Wisconsin’s two senior linebackers knew its defense was good. The stats backed it up, boasting the nation’s top overall defense, third-best pass defense and fifth-best run defense. Problem was the recent schedule had meant Wisconsin was shutting down average opponents with inferior offenses, causing doubt in others about how good the unit really was.
“We hear all that stuff,” said Landisch. “That just fires us up because of the type of guys we are, a bunch of guys who have doubted their whole careers. When we hear that type of stuff, that’s right up our alley and it lights a fire under our butts.”
In front of a national audience, the fire burned bright. Trailing 17-3 early in the second quarter based off of poor execution by the offense and special teams, Wisconsin flipped the switch and got back to basics, holding Nebraska scoreless for 41 minutes, 18 seconds of game time, allowing Wisconsin offense to score 56 straight points in a 59-24 pummeling of No.11 Nebraska.
“The defense, after getting some bad field position, they fought the turnover scenarios, kept on battling through that, which was great to see, and then just basically shut them down,” head coach Gary Andersen said. “This team keeps growing and developing, and they made some nice plays.”
Those plays included winning the turnover battle, as Wisconsin (8-2, 5-1 Big Ten) enjoyed its best turnover performance of the season after forcing four fumbles and one interception. That helped limit Nebraska – which averaged over 40 points and 490 yards per game – to 24 points and 180 yards.
“It’s just a great feeling,” junior linebacker Joe Schobert said. “Those turnovers have been especially big because we hadn’t gotten a lot of those so far this year. And those opportunities presented themselves today, so it was great overall team defense. Everybody was making plays the whole time.”

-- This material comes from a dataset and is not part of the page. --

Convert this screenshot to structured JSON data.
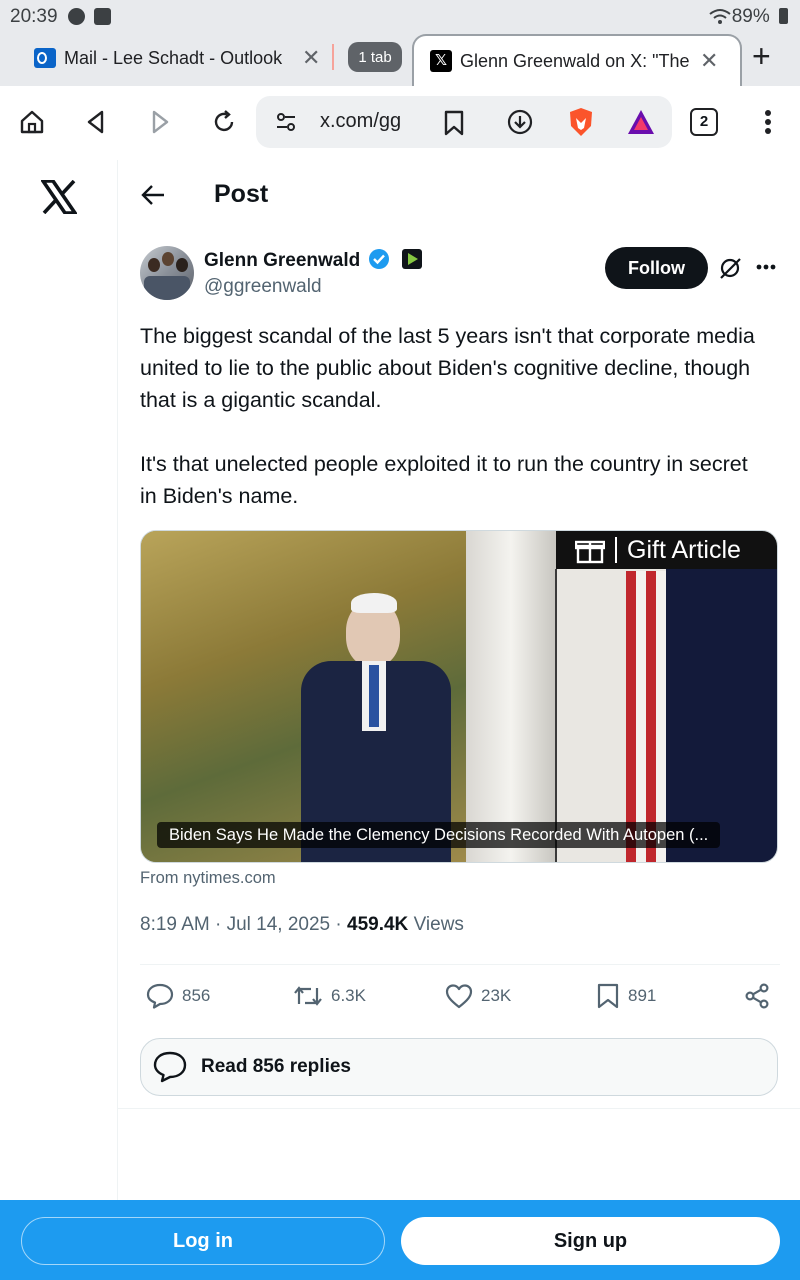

“I can’t say enough how we handled that adversity,” sophomore linebacker Vince Biegel added. “Being down 17-3, and to go out there and get those turnovers for our offense (to) put them in those situations, put them in the driver’s seat. I think that was the difference.”
The Badgers scored 28 points off the Cornhuskers’ turnovers and made running lanes hard to find for quarterback Tommy Armstrong and tailback Ameer Abdullah after halftime. Abdullah finished with 69 yards after gaining 61 in the first half. The country’s all-purpose yards leader, Abdullah finished with only 95 yards.
“We definitely feel like we’re one of the best defenses in the league,” Trotter said.
Armstrong – yet another dangerous dual-threat quarterback in the Big Ten – was shut down after giving Nebraska a 10-0 with a touchdown pass to Kenny Bell, who was wide open after a blown coverage.
The Badgers would allow a rushing touchdown to Armstrong in the second quarter off a read-option, but the Cornhuskers’ passing efficiency stopped. The self-proclaimed “Chevy Bad Boys”—nicknamed by Biegel that includes him, Landisch, Schobert and Trotter – held strong to their reads and lanes after sputtering at first.
Biegel notched five tackles and two for loss, Trotter had 12 tackles, a sack and a fumble recovered, Schobert had 11 tackles (two and a half tackles for loss) and a fumble recovery, and Landisch added 10 tackles.
With constant pressure from all angles, Armstrong looked flustered, finishing 6-for-18 with 62 yards and an interception, including completing just 1-of-10 in the first half.
“That was the best game I’ve ever been a part of,” said Biegel. “With the snow falling down there in the second half and the great crowd environment at Camp Randall and it was the Freedom Trophy game. I just couldn’t say enough about it, I’m extremely blessed by my team.”
Lowering its total defense average to 244.1 yards per game, it appears Wisconsin’s group of nobody’s is legitimate after all.
“We’re a bunch of two-star guys, a bunch of guys who may not be good individually, but when you put us together on a defense, we have so much camaraderie,” said Landisch. “We play so hard for each other. I know I can count on the guy next to me and that’s what team defense is all about.”